What is Employment Practices Liability Insurance?
Employment practices liability insurance, commonly known as EPLI, provides coverage to an employer against allegations made by former, current or prospective employees of a wrongful employment act committed by the employer. Wrongful employment acts are allegations ranging from discrimination under Title 7 (sex, race, age, disability, HIV status, etc.) wrongful termination, various forms of harassment to EEOC investigations. The coverage also intends to provide coverage for other employment related issues which are discussed more in depth within the policy language.
Why Have Employment Practices Liability Insurance?
EPLI is an imperative coverage for all employers to have given the current litigation climate leaning heavily toward the employees. The coverage not only pays for actual wrongful acts, but will pay to defend allegations as well. Three out of every five employers are sued by former employees every year. On average, those claims for small to medium size entities took 275 days to settle or close costing $125,000 between defense and settlement costs. If an entity pushes past settlement to a trial, the employee wins 60% of these cases even without an actual wrongful act being committed. Is your company or organization positioned to handle a lengthy claim scenario that could end up costing hundreds of thousands of dollars?
Key Coverages Include:
• Broad definitions of “Employee” included independent contractors and volunteers available for most classes
• Workplace Violence sub-limits available
• IRCA investigation sub-limits available
• FLSA (Wage and Hour) sub-limits available ranging from $25K - $250K for some classes
• Defense outside the limit available
• First and Third party coverage available for most classes
Discrimination/Wrongful Termination: A female Marketing Manager took leave subject to the Family Medical Leave Act (FMLA) upon the birth of her first child. She was terminated one month after her return to work for poor work performance and the company eliminated her position. There was no documentation of poor performance prior to her FMLA leave.
Third Party Liability: A blind customer entered a local grocery store with his guide dog. The manager of the meat/ deli department asked the customer to take his dog outside because he thought the dog presented a health hazard. The customer sued for violation of the Americans with Disabilities Act.

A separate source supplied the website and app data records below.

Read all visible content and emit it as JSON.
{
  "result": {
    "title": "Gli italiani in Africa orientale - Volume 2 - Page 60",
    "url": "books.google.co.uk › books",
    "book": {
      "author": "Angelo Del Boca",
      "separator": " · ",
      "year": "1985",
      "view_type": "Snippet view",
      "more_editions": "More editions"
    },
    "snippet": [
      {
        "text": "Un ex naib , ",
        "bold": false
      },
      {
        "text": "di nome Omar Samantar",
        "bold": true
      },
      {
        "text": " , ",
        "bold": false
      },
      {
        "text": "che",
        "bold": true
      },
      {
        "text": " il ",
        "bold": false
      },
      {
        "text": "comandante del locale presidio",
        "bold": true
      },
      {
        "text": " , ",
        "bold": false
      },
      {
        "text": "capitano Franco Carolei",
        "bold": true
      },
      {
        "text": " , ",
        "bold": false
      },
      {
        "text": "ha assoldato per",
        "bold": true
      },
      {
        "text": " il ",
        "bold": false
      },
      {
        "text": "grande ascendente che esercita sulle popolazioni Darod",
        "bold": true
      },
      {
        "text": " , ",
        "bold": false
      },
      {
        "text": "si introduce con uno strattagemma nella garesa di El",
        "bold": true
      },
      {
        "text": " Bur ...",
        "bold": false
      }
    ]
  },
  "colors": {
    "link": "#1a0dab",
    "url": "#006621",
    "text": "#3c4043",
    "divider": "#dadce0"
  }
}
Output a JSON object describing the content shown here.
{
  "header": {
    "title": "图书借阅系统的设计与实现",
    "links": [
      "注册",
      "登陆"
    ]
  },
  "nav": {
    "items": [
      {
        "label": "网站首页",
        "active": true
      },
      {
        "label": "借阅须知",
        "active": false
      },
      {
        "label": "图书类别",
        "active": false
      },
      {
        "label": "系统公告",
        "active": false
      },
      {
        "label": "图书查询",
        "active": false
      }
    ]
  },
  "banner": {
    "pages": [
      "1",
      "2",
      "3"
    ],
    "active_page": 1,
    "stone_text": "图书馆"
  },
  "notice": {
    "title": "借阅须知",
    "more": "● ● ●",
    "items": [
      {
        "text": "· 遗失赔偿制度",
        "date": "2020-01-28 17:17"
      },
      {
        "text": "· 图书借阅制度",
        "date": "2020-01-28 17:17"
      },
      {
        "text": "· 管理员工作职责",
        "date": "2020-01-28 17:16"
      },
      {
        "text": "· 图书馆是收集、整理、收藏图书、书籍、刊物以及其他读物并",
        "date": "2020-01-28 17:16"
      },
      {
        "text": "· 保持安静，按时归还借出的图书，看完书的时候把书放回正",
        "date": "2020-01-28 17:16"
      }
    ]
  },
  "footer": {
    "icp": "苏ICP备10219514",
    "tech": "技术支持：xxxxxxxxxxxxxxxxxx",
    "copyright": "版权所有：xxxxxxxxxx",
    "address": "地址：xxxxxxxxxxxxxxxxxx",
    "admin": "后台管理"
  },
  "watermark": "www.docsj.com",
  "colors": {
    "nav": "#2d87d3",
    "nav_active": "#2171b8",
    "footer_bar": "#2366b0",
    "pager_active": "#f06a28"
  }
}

Retaliation: An African American employee of a large repair and painting firm complained to management that some of his coworkers were using racial slurs and jokes. His supervisor transferred him to an inside warehouse position at a reduced hourly rate stating that it would be better for him to work alone rather than be exposed to those workers. The employee later sued for discrimination and retaliation after reporting the discrimination.